Earlier this year Fran Eames was awarded a PhD after conducting research into ITV Central’s regional news collection, which is held at MACE.
Her thesis is entitled “Normative Narratives: Everyday identity in regional television news (1960-1980)”, which she describes here:
“It is often forgotten that ATV was one of the largest and most successful of the ITV companies, broadcasting to the Midlands between 1956 and 1981. ATV provided, at one time, approximately one third of all networked programming on ITV and it boasts the oldest of the regional news broadcasts, predating not only other ITV companies but also the BBC regional news. ATV’s legacy is a relatively under-researched, yet significant part of Britain’s broadcasting history. It has achieved bit-part appearances in standard historical surveys of commercial television (Briggs 282-3, Sendall 73-8), but in comparison to heavy-weight histories of the BBC, ATV remains comparatively neglected (Bignell 57-70).
I focused my research on MACE’s ATV news collection. With a flamboyant founding father who hailed from a musical hall background, ATV offers a specific news product, and provides a colourful contribution to the ‘vast array of different news forms in the larger ecology of news’ (Matthews 2003:133). The breadth of material available from the archive covers hard news, such as race relations in the Midlands, stories of fires and car crashes and sports events, together with soft news human interest items, which, during the 1970s, developed a unique style and tone of comedy and slapstick humour.
My project focuses on the dominant and distinctive discourse of ‘the everyday’ on ATV’s regional news. Three case studies explore the processes by which different social groups are included or excluded from ATV’s construction of the region’s ‘everyday’ discourses. Each chapter looks at ATV’s version of ‘normality’ and ‘common sense’ and explores how it is constructed, how it changes and how it is distinct from the normative narrative of BBC regional news and of ITV’s national news from ITN. The trajectory of the thesis moves outwards, from the private sphere of the home, gradually, to the public sphere of national and political debate.
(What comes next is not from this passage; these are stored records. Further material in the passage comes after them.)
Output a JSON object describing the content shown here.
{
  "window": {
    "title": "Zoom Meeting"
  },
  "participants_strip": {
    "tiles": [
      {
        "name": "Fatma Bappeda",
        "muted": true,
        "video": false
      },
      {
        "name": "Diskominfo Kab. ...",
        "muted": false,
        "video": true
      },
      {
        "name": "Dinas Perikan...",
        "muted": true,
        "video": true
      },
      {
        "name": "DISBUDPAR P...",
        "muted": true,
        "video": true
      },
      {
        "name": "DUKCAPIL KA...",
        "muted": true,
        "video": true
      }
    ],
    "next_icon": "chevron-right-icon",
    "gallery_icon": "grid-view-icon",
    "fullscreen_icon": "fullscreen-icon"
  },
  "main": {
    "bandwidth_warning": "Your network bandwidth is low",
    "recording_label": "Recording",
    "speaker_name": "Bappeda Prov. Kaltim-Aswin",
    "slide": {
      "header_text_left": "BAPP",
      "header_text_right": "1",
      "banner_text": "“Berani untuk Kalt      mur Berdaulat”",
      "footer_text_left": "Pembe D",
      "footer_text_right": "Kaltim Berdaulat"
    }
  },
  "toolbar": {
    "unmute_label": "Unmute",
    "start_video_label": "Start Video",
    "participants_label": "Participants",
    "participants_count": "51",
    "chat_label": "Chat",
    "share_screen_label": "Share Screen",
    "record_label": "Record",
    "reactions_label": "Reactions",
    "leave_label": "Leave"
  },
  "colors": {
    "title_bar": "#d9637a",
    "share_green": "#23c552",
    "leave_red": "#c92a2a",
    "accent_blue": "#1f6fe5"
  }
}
Chapters One and Two explore the ‘normal’ world of leisure and hobbies. They argue that normality is a contested sphere and, through an exploration of people and their hobbies on the news, I investigate how the news item frames a particular hobby. Chapters Three and Four draw attention to the processes of ‘home making’ and questions the news’ construction of a ‘normal’ home. This case study looks at groups who pass through the region and investigates how news items work to communicate that travellers – ‘hippies’, ‘gypsies’, and ‘tinkers’ – are an undesirable addition to the normative narrative of the region.
Chapters Five and Six continue to explore the idea of identity and highlights examples of normality ‘under threat’. These chapters extend previous work on ‘outsiders’ in Chapters Three and Four and looks at the representation of race on the local news. In particular, I look at the Ugandan Asian Crisis of 1972 and examine the relationship between the regional and national news on ITV. The Ugandan migration was both a national and local issue and this final chapter demonstrates how the regional news operates differently in such cases, and determines why this is so. Over two decades, the regional news assimilates non-white groups into the normative narrative of the region, but it remains a contested space at the end of the period of the thesis.
The process of working with MACE has been invaluable. Archives are an underused and undervalued resource in the current field of journalism studies. The ability to look back and place the news text within its environment is crucial in gaining a wide understanding of its surrounding political and social trends. The process of working with the team at MACE has also provided me practical skills in film handling and gave me an insight into the importance of the preservation of regional film heritage. I also got to use a Steenbeck! I hope that future institutions continue to work collaboratively with MACE and realise its genuinely interdisciplinary potential.”